See PHI1708. Currently, only text changes can generate an "effect hash" for changesets in Differential.
For binary changes (like images), we can reasonably use a content hash of the new state as an effect hash.
However, we don't currently compute a usable content hash for files larger than one chunk. The "contentHash" property is randomly generated for chunked files, and not reflective of the file content.
Since we may receive large files as a series of out-of-order chunks (e.g., a 10GB file arriving as 2,500 x 4MB chunks) there's currently no place we can pipe the entire content of the file through a hash algorithm to compute a well-known hash (like SHA256).
We could do this in the daemons, but it's not clear that doing an extra 10GB of I/O after uploading a 10GB chunked file is terribly useful. We'd also have to wait for the daemons to actually do this I/O and compute the hash before we could use it as a content hash.
A more reasonable hash to compute during a chunked file "finalize" step is a hash of all the 4MB chunk content hashes. This only requires us to load 2,500 rows from the database for a 10GB file, which will certainly fit in memory and should compute in a very reasonable amount of time. The only real downsides here are:
- third-party clients can't easily compute it for verification; and
- the hash is dependent on the chunk size.
Neither of these seem like major issues. "Divide the file into 4MB chunks, hash them, then hash all the hashes" isn't that hard for third-party clients, and there's no obvious need for them to do it anyway. The 4MB chunk size never (or very rarely) needs to be changed.

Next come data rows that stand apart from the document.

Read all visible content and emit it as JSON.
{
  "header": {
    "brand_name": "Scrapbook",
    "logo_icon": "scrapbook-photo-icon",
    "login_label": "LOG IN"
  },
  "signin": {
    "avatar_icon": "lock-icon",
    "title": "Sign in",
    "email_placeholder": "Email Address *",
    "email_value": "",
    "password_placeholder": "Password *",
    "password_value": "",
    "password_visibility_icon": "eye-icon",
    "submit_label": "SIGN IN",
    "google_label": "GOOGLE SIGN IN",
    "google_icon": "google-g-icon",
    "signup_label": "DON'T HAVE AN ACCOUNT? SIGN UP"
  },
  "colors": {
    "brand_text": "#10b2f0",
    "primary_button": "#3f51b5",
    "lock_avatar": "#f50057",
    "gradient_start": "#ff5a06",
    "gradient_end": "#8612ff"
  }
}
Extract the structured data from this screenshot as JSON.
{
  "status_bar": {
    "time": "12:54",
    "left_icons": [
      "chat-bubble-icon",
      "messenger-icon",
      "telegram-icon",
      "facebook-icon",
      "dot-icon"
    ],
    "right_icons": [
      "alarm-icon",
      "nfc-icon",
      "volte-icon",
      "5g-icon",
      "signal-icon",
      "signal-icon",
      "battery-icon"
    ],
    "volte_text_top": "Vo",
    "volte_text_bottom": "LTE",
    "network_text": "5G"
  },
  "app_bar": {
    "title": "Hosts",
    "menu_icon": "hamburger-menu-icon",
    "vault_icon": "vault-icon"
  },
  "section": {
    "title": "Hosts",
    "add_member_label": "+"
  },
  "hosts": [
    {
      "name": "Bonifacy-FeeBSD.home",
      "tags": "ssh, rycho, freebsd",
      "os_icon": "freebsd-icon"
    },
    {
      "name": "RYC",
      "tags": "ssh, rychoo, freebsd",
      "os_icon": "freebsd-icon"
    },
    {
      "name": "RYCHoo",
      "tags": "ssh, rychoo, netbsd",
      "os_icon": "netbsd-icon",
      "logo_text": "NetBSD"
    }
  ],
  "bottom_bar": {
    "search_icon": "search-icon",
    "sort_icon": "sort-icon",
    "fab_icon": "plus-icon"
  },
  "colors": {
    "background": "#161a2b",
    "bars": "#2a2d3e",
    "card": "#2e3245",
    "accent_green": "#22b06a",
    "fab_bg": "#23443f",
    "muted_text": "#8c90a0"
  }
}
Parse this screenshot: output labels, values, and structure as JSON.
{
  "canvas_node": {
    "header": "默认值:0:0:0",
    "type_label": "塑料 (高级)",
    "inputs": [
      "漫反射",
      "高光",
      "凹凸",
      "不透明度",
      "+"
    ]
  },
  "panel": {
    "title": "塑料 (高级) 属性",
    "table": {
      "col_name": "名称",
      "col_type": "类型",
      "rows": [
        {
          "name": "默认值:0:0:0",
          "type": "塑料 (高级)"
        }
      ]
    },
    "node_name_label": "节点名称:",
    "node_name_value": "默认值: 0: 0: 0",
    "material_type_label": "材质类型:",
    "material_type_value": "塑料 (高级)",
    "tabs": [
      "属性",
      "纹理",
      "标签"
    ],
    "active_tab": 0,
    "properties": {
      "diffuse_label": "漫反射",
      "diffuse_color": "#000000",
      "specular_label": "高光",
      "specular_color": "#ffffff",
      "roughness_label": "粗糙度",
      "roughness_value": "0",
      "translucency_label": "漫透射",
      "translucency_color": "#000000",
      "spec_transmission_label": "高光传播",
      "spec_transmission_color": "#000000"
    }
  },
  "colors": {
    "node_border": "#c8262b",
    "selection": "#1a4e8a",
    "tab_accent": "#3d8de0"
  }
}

The steps here are probably:
- Can we store this in contentHash? It seems like we should be able to. Otherwise, add a new realContentHashOMEGALUL field.
- For files that are not chunked, copy the SHA256 contentHash over.
- For other files, when chunks finalize, compute the hash-of-hashes and store it.